Drop the pictures from the entries below, then reproduce the rest exactly.
━━━━━ DATA PROVIDED
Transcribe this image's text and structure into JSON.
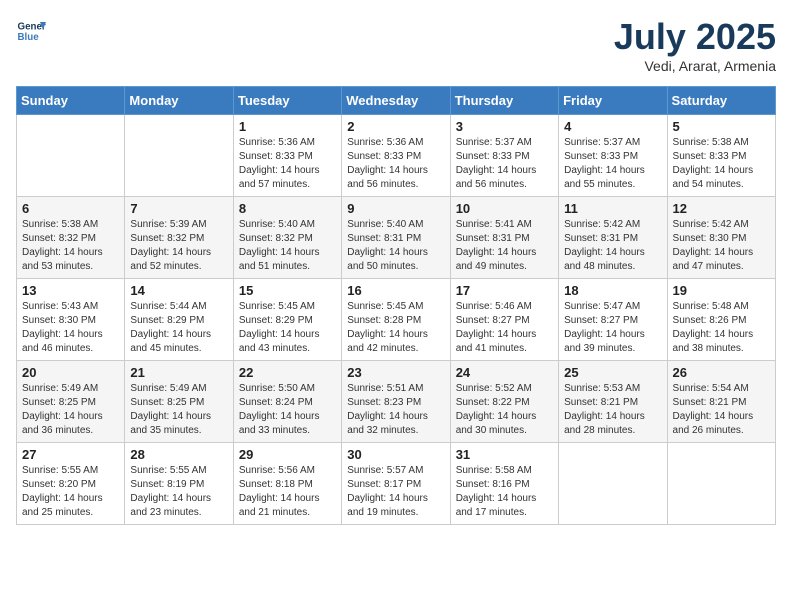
{
  "header": {
    "logo_line1": "General",
    "logo_line2": "Blue",
    "month_title": "July 2025",
    "location": "Vedi, Ararat, Armenia"
  },
  "weekdays": [
    "Sunday",
    "Monday",
    "Tuesday",
    "Wednesday",
    "Thursday",
    "Friday",
    "Saturday"
  ],
  "weeks": [
    [
      {
        "day": "",
        "sunrise": "",
        "sunset": "",
        "daylight": ""
      },
      {
        "day": "",
        "sunrise": "",
        "sunset": "",
        "daylight": ""
      },
      {
        "day": "1",
        "sunrise": "Sunrise: 5:36 AM",
        "sunset": "Sunset: 8:33 PM",
        "daylight": "Daylight: 14 hours and 57 minutes."
      },
      {
        "day": "2",
        "sunrise": "Sunrise: 5:36 AM",
        "sunset": "Sunset: 8:33 PM",
        "daylight": "Daylight: 14 hours and 56 minutes."
      },
      {
        "day": "3",
        "sunrise": "Sunrise: 5:37 AM",
        "sunset": "Sunset: 8:33 PM",
        "daylight": "Daylight: 14 hours and 56 minutes."
      },
      {
        "day": "4",
        "sunrise": "Sunrise: 5:37 AM",
        "sunset": "Sunset: 8:33 PM",
        "daylight": "Daylight: 14 hours and 55 minutes."
      },
      {
        "day": "5",
        "sunrise": "Sunrise: 5:38 AM",
        "sunset": "Sunset: 8:33 PM",
        "daylight": "Daylight: 14 hours and 54 minutes."
      }
    ],
    [
      {
        "day": "6",
        "sunrise": "Sunrise: 5:38 AM",
        "sunset": "Sunset: 8:32 PM",
        "daylight": "Daylight: 14 hours and 53 minutes."
      },
      {
        "day": "7",
        "sunrise": "Sunrise: 5:39 AM",
        "sunset": "Sunset: 8:32 PM",
        "daylight": "Daylight: 14 hours and 52 minutes."
      },
      {
        "day": "8",
        "sunrise": "Sunrise: 5:40 AM",
        "sunset": "Sunset: 8:32 PM",
        "daylight": "Daylight: 14 hours and 51 minutes."
      },
      {
        "day": "9",
        "sunrise": "Sunrise: 5:40 AM",
        "sunset": "Sunset: 8:31 PM",
        "daylight": "Daylight: 14 hours and 50 minutes."
      },
      {
        "day": "10",
        "sunrise": "Sunrise: 5:41 AM",
        "sunset": "Sunset: 8:31 PM",
        "daylight": "Daylight: 14 hours and 49 minutes."
      },
      {
        "day": "11",
        "sunrise": "Sunrise: 5:42 AM",
        "sunset": "Sunset: 8:31 PM",
        "daylight": "Daylight: 14 hours and 48 minutes."
      },
      {
        "day": "12",
        "sunrise": "Sunrise: 5:42 AM",
        "sunset": "Sunset: 8:30 PM",
        "daylight": "Daylight: 14 hours and 47 minutes."
      }
    ],
    [
      {
        "day": "13",
        "sunrise": "Sunrise: 5:43 AM",
        "sunset": "Sunset: 8:30 PM",
        "daylight": "Daylight: 14 hours and 46 minutes."
      },
      {
        "day": "14",
        "sunrise": "Sunrise: 5:44 AM",
        "sunset": "Sunset: 8:29 PM",
        "daylight": "Daylight: 14 hours and 45 minutes."
      },
      {
        "day": "15",
        "sunrise": "Sunrise: 5:45 AM",
        "sunset": "Sunset: 8:29 PM",
        "daylight": "Daylight: 14 hours and 43 minutes."
      },
      {
        "day": "16",
        "sunrise": "Sunrise: 5:45 AM",
        "sunset": "Sunset: 8:28 PM",
        "daylight": "Daylight: 14 hours and 42 minutes."
      },
      {
        "day": "17",
        "sunrise": "Sunrise: 5:46 AM",
        "sunset": "Sunset: 8:27 PM",
        "daylight": "Daylight: 14 hours and 41 minutes."
      },
      {
        "day": "18",
        "sunrise": "Sunrise: 5:47 AM",
        "sunset": "Sunset: 8:27 PM",
        "daylight": "Daylight: 14 hours and 39 minutes."
      },
      {
        "day": "19",
        "sunrise": "Sunrise: 5:48 AM",
        "sunset": "Sunset: 8:26 PM",
        "daylight": "Daylight: 14 hours and 38 minutes."
      }
    ],
    [
      {
        "day": "20",
        "sunrise": "Sunrise: 5:49 AM",
        "sunset": "Sunset: 8:25 PM",
        "daylight": "Daylight: 14 hours and 36 minutes."
      },
      {
        "day": "21",
        "sunrise": "Sunrise: 5:49 AM",
        "sunset": "Sunset: 8:25 PM",
        "daylight": "Daylight: 14 hours and 35 minutes."
      },
      {
        "day": "22",
        "sunrise": "Sunrise: 5:50 AM",
        "sunset": "Sunset: 8:24 PM",
        "daylight": "Daylight: 14 hours and 33 minutes."
      },
      {
        "day": "23",
        "sunrise": "Sunrise: 5:51 AM",
        "sunset": "Sunset: 8:23 PM",
        "daylight": "Daylight: 14 hours and 32 minutes."
      },
      {
        "day": "24",
        "sunrise": "Sunrise: 5:52 AM",
        "sunset": "Sunset: 8:22 PM",
        "daylight": "Daylight: 14 hours and 30 minutes."
      },
      {
        "day": "25",
        "sunrise": "Sunrise: 5:53 AM",
        "sunset": "Sunset: 8:21 PM",
        "daylight": "Daylight: 14 hours and 28 minutes."
      },
      {
        "day": "26",
        "sunrise": "Sunrise: 5:54 AM",
        "sunset": "Sunset: 8:21 PM",
        "daylight": "Daylight: 14 hours and 26 minutes."
      }
    ],
    [
      {
        "day": "27",
        "sunrise": "Sunrise: 5:55 AM",
        "sunset": "Sunset: 8:20 PM",
        "daylight": "Daylight: 14 hours and 25 minutes."
      },
      {
        "day": "28",
        "sunrise": "Sunrise: 5:55 AM",
        "sunset": "Sunset: 8:19 PM",
        "daylight": "Daylight: 14 hours and 23 minutes."
      },
      {
        "day": "29",
        "sunrise": "Sunrise: 5:56 AM",
        "sunset": "Sunset: 8:18 PM",
        "daylight": "Daylight: 14 hours and 21 minutes."
      },
      {
        "day": "30",
        "sunrise": "Sunrise: 5:57 AM",
        "sunset": "Sunset: 8:17 PM",
        "daylight": "Daylight: 14 hours and 19 minutes."
      },
      {
        "day": "31",
        "sunrise": "Sunrise: 5:58 AM",
        "sunset": "Sunset: 8:16 PM",
        "daylight": "Daylight: 14 hours and 17 minutes."
      },
      {
        "day": "",
        "sunrise": "",
        "sunset": "",
        "daylight": ""
      },
      {
        "day": "",
        "sunrise": "",
        "sunset": "",
        "daylight": ""
      }
    ]
  ]
}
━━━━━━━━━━
■ ANSWER BOX ■
Transcribe this image's text and structure into JSON.
{
  "header": {
    "logo_line1": "General",
    "logo_line2": "Blue",
    "month_title": "July 2025",
    "location": "Vedi, Ararat, Armenia"
  },
  "weekdays": [
    "Sunday",
    "Monday",
    "Tuesday",
    "Wednesday",
    "Thursday",
    "Friday",
    "Saturday"
  ],
  "weeks": [
    [
      {
        "day": "",
        "sunrise": "",
        "sunset": "",
        "daylight": ""
      },
      {
        "day": "",
        "sunrise": "",
        "sunset": "",
        "daylight": ""
      },
      {
        "day": "1",
        "sunrise": "Sunrise: 5:36 AM",
        "sunset": "Sunset: 8:33 PM",
        "daylight": "Daylight: 14 hours and 57 minutes."
      },
      {
        "day": "2",
        "sunrise": "Sunrise: 5:36 AM",
        "sunset": "Sunset: 8:33 PM",
        "daylight": "Daylight: 14 hours and 56 minutes."
      },
      {
        "day": "3",
        "sunrise": "Sunrise: 5:37 AM",
        "sunset": "Sunset: 8:33 PM",
        "daylight": "Daylight: 14 hours and 56 minutes."
      },
      {
        "day": "4",
        "sunrise": "Sunrise: 5:37 AM",
        "sunset": "Sunset: 8:33 PM",
        "daylight": "Daylight: 14 hours and 55 minutes."
      },
      {
        "day": "5",
        "sunrise": "Sunrise: 5:38 AM",
        "sunset": "Sunset: 8:33 PM",
        "daylight": "Daylight: 14 hours and 54 minutes."
      }
    ],
    [
      {
        "day": "6",
        "sunrise": "Sunrise: 5:38 AM",
        "sunset": "Sunset: 8:32 PM",
        "daylight": "Daylight: 14 hours and 53 minutes."
      },
      {
        "day": "7",
        "sunrise": "Sunrise: 5:39 AM",
        "sunset": "Sunset: 8:32 PM",
        "daylight": "Daylight: 14 hours and 52 minutes."
      },
      {
        "day": "8",
        "sunrise": "Sunrise: 5:40 AM",
        "sunset": "Sunset: 8:32 PM",
        "daylight": "Daylight: 14 hours and 51 minutes."
      },
      {
        "day": "9",
        "sunrise": "Sunrise: 5:40 AM",
        "sunset": "Sunset: 8:31 PM",
        "daylight": "Daylight: 14 hours and 50 minutes."
      },
      {
        "day": "10",
        "sunrise": "Sunrise: 5:41 AM",
        "sunset": "Sunset: 8:31 PM",
        "daylight": "Daylight: 14 hours and 49 minutes."
      },
      {
        "day": "11",
        "sunrise": "Sunrise: 5:42 AM",
        "sunset": "Sunset: 8:31 PM",
        "daylight": "Daylight: 14 hours and 48 minutes."
      },
      {
        "day": "12",
        "sunrise": "Sunrise: 5:42 AM",
        "sunset": "Sunset: 8:30 PM",
        "daylight": "Daylight: 14 hours and 47 minutes."
      }
    ],
    [
      {
        "day": "13",
        "sunrise": "Sunrise: 5:43 AM",
        "sunset": "Sunset: 8:30 PM",
        "daylight": "Daylight: 14 hours and 46 minutes."
      },
      {
        "day": "14",
        "sunrise": "Sunrise: 5:44 AM",
        "sunset": "Sunset: 8:29 PM",
        "daylight": "Daylight: 14 hours and 45 minutes."
      },
      {
        "day": "15",
        "sunrise": "Sunrise: 5:45 AM",
        "sunset": "Sunset: 8:29 PM",
        "daylight": "Daylight: 14 hours and 43 minutes."
      },
      {
        "day": "16",
        "sunrise": "Sunrise: 5:45 AM",
        "sunset": "Sunset: 8:28 PM",
        "daylight": "Daylight: 14 hours and 42 minutes."
      },
      {
        "day": "17",
        "sunrise": "Sunrise: 5:46 AM",
        "sunset": "Sunset: 8:27 PM",
        "daylight": "Daylight: 14 hours and 41 minutes."
      },
      {
        "day": "18",
        "sunrise": "Sunrise: 5:47 AM",
        "sunset": "Sunset: 8:27 PM",
        "daylight": "Daylight: 14 hours and 39 minutes."
      },
      {
        "day": "19",
        "sunrise": "Sunrise: 5:48 AM",
        "sunset": "Sunset: 8:26 PM",
        "daylight": "Daylight: 14 hours and 38 minutes."
      }
    ],
    [
      {
        "day": "20",
        "sunrise": "Sunrise: 5:49 AM",
        "sunset": "Sunset: 8:25 PM",
        "daylight": "Daylight: 14 hours and 36 minutes."
      },
      {
        "day": "21",
        "sunrise": "Sunrise: 5:49 AM",
        "sunset": "Sunset: 8:25 PM",
        "daylight": "Daylight: 14 hours and 35 minutes."
      },
      {
        "day": "22",
        "sunrise": "Sunrise: 5:50 AM",
        "sunset": "Sunset: 8:24 PM",
        "daylight": "Daylight: 14 hours and 33 minutes."
      },
      {
        "day": "23",
        "sunrise": "Sunrise: 5:51 AM",
        "sunset": "Sunset: 8:23 PM",
        "daylight": "Daylight: 14 hours and 32 minutes."
      },
      {
        "day": "24",
        "sunrise": "Sunrise: 5:52 AM",
        "sunset": "Sunset: 8:22 PM",
        "daylight": "Daylight: 14 hours and 30 minutes."
      },
      {
        "day": "25",
        "sunrise": "Sunrise: 5:53 AM",
        "sunset": "Sunset: 8:21 PM",
        "daylight": "Daylight: 14 hours and 28 minutes."
      },
      {
        "day": "26",
        "sunrise": "Sunrise: 5:54 AM",
        "sunset": "Sunset: 8:21 PM",
        "daylight": "Daylight: 14 hours and 26 minutes."
      }
    ],
    [
      {
        "day": "27",
        "sunrise": "Sunrise: 5:55 AM",
        "sunset": "Sunset: 8:20 PM",
        "daylight": "Daylight: 14 hours and 25 minutes."
      },
      {
        "day": "28",
        "sunrise": "Sunrise: 5:55 AM",
        "sunset": "Sunset: 8:19 PM",
        "daylight": "Daylight: 14 hours and 23 minutes."
      },
      {
        "day": "29",
        "sunrise": "Sunrise: 5:56 AM",
        "sunset": "Sunset: 8:18 PM",
        "daylight": "Daylight: 14 hours and 21 minutes."
      },
      {
        "day": "30",
        "sunrise": "Sunrise: 5:57 AM",
        "sunset": "Sunset: 8:17 PM",
        "daylight": "Daylight: 14 hours and 19 minutes."
      },
      {
        "day": "31",
        "sunrise": "Sunrise: 5:58 AM",
        "sunset": "Sunset: 8:16 PM",
        "daylight": "Daylight: 14 hours and 17 minutes."
      },
      {
        "day": "",
        "sunrise": "",
        "sunset": "",
        "daylight": ""
      },
      {
        "day": "",
        "sunrise": "",
        "sunset": "",
        "daylight": ""
      }
    ]
  ]
}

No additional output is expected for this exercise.